A Recovery Stymied by Redistribution in The WSJ by Casey Mulligan
I met a recruiter—a man whose job it is to find employees for businesses and put unemployed people into new jobs—and he described the trade-off pretty well. Stacey Reece was his name, and he said that in 2009 his clients again had jobs to fill. But he ran into a hurdle he hadn’t seen before. People would apply for jobs not with the intention of accepting it, but to demonstrate to the unemployment office that they were looking for work.
As Mr. Reece described it, the applicants would use technicalities to avoid accepting a position. The applicants would take Mr. Reece through the arithmetic of forgone benefits, taxes, commuting costs and conclude that accepting a job would net them less than $2 per hour, so they’d rather stay home.
People remain unemployed longer, as Mr. Reece saw with his own eyes.

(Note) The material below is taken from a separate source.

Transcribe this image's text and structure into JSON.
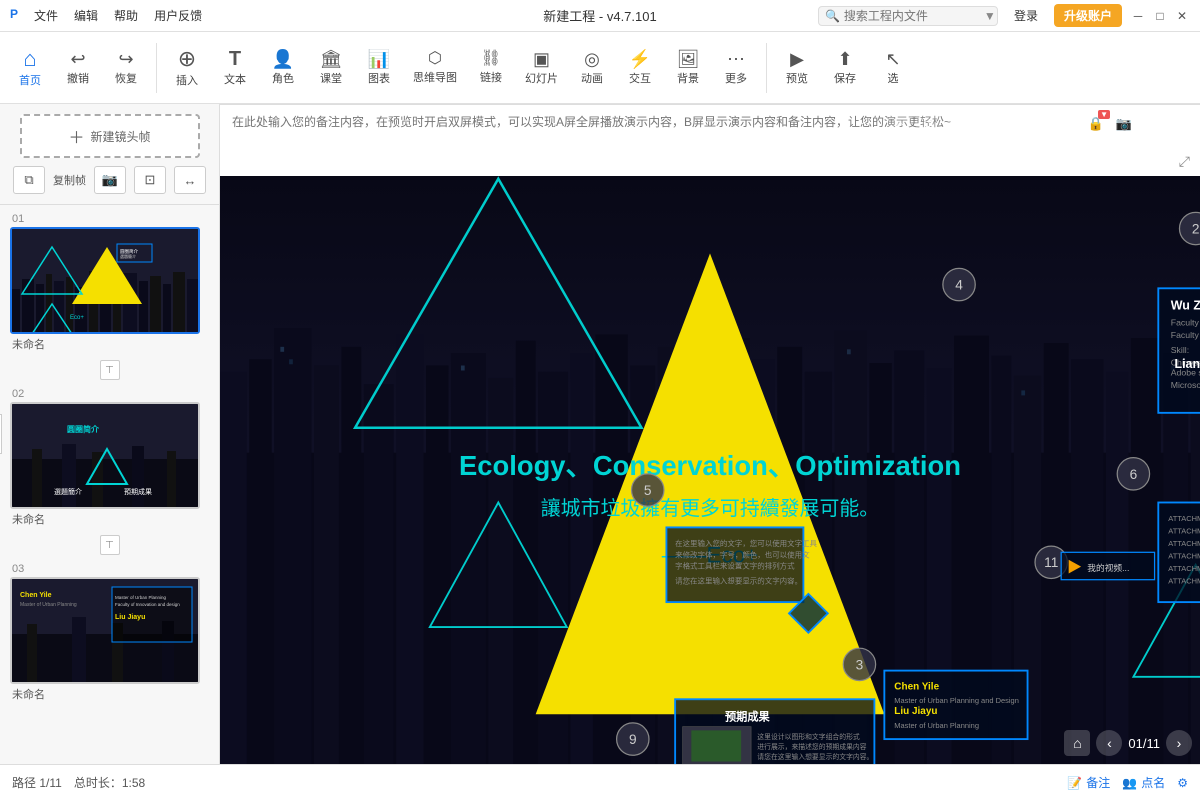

Friedrich Hayek’s “Use of Knowledge in Society” explains how economic information is not and cannot be fully known by a single person. That information exists “solely as the dispersed bits of incomplete and frequently contradictory knowledge which all the separate individuals possess.” Mr. Reece is one of those separate individuals. Most policy makers were not and are not aware of what Mr. Reece was seeing. Most of those who voted Democrats into the Senate, the House and the presidency were not aware.